HOPKINS SEASIDE LABORATORY OF NATURAL HISTORY made large gifts to the library and museum of biology and has maintained a series of publications. 21 During his lifetime, Timothy Hopkins was president of the Southern Pacific Milling Company, a director of the Wells Fargo Bank and Union Trust Company, a life member of the board of trustees of Leland Stanford, Jr., University, and had served as a director of the Pacific Telephone and Telegraph Company, and the Union Ice Company. He was a life member of the University Club and a member of the higher order of Masonry.22 When Timothy Hopkins died in 1936, he left approximately one million dollars in a trust, and designated that sixty per cent of its income be used to maintain the library, research and development of the Hopkins Marine Station.23

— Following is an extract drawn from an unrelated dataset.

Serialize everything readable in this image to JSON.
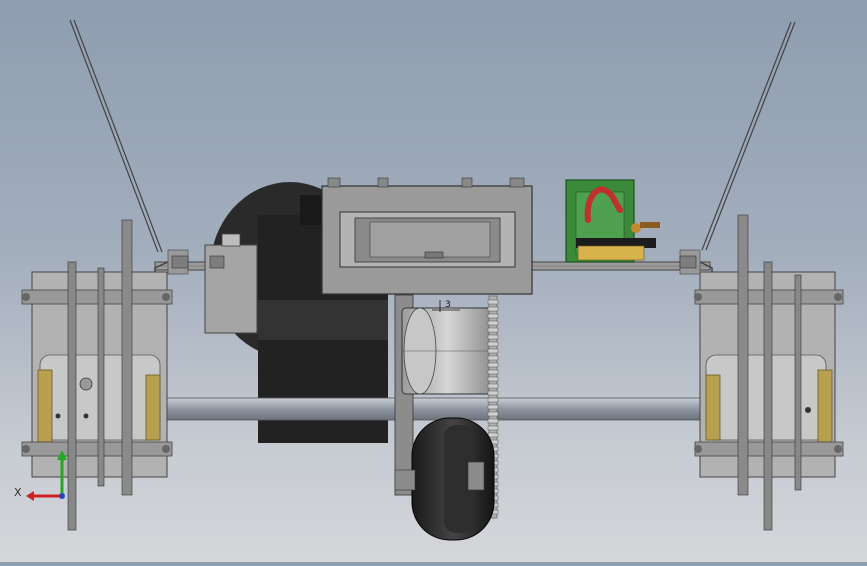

105 Copyright © 2013

Donald G. Kohrs

HOPKINS SEASIDE LABORATORY OF NATURAL HISTORY EPILOGUE In the summer of 1891, when David Starr Jordan visited Pacific Grove and participated in his first Chautauqua Assembly, he was introduced to what was then California’s first and only “summer school of science.” Since 1880, the Pacific Coast Branch of the Chautauqua Literary and Science Circle had organized an annual assembly in Pacific Grove. From the beginning, the founders of this daughter Chautauqua placed a strong emphasis on the instruction of natural history to the participants of the two-week summer assembly. As the Chautauqua program was originally established to advance the training of Sunday school teachers, it was not surprising to find that majority of participants of the Pacific Grove Assembly were schoolteachers, most of whom were women. The instruction provided during this assembly must have appeared to Jordan to be the aspiration his mentor Louis Agassiz had spent a lifetime attempting to inspire the nation’s education system to embrace. Having participated in both sessions of the Anderson School of Natural History, Jordan immediately recognized the opportunity to advance the study of nature from the southern end of Monterey Bay, California in a similar manner Agassiz’s had directed his efforts on Penikese Island. As such, from his position as President of the newly established Leland Stanford University, efforts were quickly directed to the organizing of a seaside laboratory. For twenty-five years, the Hopkins Seaside Laboratory provided the opportunity for the academic instruction of inquiry-based observation and a direct “hands-on” approach to learning for students and schoolteachers alike. Beyond the instruction of the proper method of study of nature, the seaside laboratory provided the opportunity to advance scientific research along the Pacific Coast of California and beyond. Among the students who acquired a lasting impression through their participation in course work and independent research conducted at the seaside laboratory was Ray Lyman Wilbur. As the third president of Stanford University, Ray Lyman Wilbur would build upon his summer experience at Hopkins Seaside Laboratory, with the establishment of the Hopkins Marine Station on China Point.

106 Copyright © 2013

Donald G. Kohrs